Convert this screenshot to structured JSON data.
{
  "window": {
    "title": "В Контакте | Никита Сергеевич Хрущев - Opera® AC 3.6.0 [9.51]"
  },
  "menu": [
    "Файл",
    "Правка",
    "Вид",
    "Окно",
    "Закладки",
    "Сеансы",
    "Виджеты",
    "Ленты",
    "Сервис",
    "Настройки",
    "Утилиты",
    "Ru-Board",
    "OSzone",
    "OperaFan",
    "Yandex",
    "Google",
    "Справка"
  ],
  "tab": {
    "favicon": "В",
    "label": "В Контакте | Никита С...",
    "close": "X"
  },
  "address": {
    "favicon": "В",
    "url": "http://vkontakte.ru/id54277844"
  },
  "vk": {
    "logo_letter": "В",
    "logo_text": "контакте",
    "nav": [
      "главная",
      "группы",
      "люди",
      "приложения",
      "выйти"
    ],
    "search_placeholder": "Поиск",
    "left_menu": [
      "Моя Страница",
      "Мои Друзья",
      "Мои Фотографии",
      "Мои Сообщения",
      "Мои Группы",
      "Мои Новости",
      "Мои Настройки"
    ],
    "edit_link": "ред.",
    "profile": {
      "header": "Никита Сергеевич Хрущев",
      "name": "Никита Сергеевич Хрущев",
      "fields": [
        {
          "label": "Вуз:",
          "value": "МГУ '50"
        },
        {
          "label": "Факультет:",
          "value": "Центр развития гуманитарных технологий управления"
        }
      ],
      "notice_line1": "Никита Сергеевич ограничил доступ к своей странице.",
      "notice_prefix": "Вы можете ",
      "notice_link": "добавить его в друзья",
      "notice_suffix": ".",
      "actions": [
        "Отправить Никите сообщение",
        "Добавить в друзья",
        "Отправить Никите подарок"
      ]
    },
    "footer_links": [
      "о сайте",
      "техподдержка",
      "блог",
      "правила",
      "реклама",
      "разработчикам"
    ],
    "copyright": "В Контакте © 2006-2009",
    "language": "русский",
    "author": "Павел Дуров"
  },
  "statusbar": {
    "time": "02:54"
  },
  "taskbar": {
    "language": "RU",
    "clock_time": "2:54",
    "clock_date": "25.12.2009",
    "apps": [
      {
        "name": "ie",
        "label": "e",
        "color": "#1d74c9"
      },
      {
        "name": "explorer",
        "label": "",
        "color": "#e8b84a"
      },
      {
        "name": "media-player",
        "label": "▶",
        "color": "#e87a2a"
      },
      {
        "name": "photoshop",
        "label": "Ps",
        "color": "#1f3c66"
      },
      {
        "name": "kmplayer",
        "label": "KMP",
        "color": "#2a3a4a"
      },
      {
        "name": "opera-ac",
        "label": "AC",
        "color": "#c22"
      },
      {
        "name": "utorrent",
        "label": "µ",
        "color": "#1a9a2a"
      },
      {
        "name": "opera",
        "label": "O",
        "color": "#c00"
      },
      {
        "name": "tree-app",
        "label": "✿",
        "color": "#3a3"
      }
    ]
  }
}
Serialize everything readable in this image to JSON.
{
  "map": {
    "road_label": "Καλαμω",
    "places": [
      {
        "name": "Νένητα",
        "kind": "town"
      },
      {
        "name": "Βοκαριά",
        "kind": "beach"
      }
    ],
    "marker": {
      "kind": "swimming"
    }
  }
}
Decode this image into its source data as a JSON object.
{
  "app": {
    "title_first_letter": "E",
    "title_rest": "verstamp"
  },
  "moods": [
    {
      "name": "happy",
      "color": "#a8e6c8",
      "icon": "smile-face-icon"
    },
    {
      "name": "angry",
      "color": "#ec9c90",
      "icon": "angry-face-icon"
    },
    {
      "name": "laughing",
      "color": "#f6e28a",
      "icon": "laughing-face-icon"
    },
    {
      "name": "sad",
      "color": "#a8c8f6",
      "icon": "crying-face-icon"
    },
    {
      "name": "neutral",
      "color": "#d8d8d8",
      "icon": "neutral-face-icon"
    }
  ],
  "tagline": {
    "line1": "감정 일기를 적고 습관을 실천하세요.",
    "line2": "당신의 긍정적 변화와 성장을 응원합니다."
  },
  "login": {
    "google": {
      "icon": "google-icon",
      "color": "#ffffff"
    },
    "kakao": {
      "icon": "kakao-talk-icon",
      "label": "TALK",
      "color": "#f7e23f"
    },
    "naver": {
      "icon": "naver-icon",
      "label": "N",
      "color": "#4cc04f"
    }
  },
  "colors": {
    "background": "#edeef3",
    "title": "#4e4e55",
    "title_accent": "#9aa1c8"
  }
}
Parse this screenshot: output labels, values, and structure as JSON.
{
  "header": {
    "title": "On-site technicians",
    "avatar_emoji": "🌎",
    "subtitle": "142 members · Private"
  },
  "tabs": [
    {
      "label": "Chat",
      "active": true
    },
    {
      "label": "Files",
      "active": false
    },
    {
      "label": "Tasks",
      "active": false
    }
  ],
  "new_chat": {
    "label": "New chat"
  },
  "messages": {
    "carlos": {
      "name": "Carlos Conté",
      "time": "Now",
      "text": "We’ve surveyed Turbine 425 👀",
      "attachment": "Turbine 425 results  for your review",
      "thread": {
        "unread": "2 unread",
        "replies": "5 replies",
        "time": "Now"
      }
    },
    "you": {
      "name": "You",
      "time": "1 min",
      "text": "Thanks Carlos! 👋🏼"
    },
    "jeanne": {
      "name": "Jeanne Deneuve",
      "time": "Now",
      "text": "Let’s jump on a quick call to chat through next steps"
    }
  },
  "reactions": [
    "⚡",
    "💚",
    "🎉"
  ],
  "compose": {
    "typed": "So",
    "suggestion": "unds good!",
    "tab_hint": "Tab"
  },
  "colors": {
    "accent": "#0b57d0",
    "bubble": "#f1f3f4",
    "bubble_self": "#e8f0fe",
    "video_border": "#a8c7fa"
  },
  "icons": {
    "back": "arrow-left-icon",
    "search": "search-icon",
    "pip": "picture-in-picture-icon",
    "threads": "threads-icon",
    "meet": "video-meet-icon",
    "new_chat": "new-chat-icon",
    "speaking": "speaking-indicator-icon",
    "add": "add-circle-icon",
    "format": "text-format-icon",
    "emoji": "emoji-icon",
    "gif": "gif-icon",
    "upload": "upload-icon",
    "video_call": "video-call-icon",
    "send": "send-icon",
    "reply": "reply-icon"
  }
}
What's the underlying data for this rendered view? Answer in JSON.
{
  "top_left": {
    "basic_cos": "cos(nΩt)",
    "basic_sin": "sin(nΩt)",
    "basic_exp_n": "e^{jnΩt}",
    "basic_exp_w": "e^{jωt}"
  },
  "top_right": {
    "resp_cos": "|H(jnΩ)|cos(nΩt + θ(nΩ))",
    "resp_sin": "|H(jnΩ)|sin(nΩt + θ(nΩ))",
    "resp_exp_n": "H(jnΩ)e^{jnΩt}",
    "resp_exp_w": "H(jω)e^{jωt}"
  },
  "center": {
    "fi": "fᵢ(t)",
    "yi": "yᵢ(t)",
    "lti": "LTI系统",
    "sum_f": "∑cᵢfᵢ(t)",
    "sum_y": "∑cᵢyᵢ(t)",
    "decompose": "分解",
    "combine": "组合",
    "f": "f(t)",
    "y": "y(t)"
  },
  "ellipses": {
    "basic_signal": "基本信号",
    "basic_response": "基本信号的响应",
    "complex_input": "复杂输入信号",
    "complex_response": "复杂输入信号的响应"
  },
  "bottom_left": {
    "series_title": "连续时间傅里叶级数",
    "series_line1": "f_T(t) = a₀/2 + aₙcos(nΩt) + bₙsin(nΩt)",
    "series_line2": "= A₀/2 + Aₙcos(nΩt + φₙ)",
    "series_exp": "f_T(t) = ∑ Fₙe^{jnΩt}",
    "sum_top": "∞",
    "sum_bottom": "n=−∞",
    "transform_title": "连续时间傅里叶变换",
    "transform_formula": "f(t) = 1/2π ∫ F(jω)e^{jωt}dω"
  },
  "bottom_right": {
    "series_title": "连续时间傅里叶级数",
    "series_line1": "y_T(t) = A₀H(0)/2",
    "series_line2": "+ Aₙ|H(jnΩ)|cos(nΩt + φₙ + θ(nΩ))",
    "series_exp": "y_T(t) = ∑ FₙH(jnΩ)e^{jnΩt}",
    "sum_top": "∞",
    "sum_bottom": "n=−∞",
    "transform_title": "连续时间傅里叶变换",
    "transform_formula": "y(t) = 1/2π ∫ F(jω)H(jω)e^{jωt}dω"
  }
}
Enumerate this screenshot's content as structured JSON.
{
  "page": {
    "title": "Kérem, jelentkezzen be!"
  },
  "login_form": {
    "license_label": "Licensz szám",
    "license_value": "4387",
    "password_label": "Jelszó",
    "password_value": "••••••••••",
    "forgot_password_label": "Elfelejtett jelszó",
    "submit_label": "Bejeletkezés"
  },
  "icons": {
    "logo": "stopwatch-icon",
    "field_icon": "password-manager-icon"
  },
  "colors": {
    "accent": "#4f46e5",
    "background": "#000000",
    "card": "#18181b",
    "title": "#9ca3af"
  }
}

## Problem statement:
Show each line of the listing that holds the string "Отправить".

## Written solution:
        "Отправить Никите сообщение",
        "Отправить Никите подарок"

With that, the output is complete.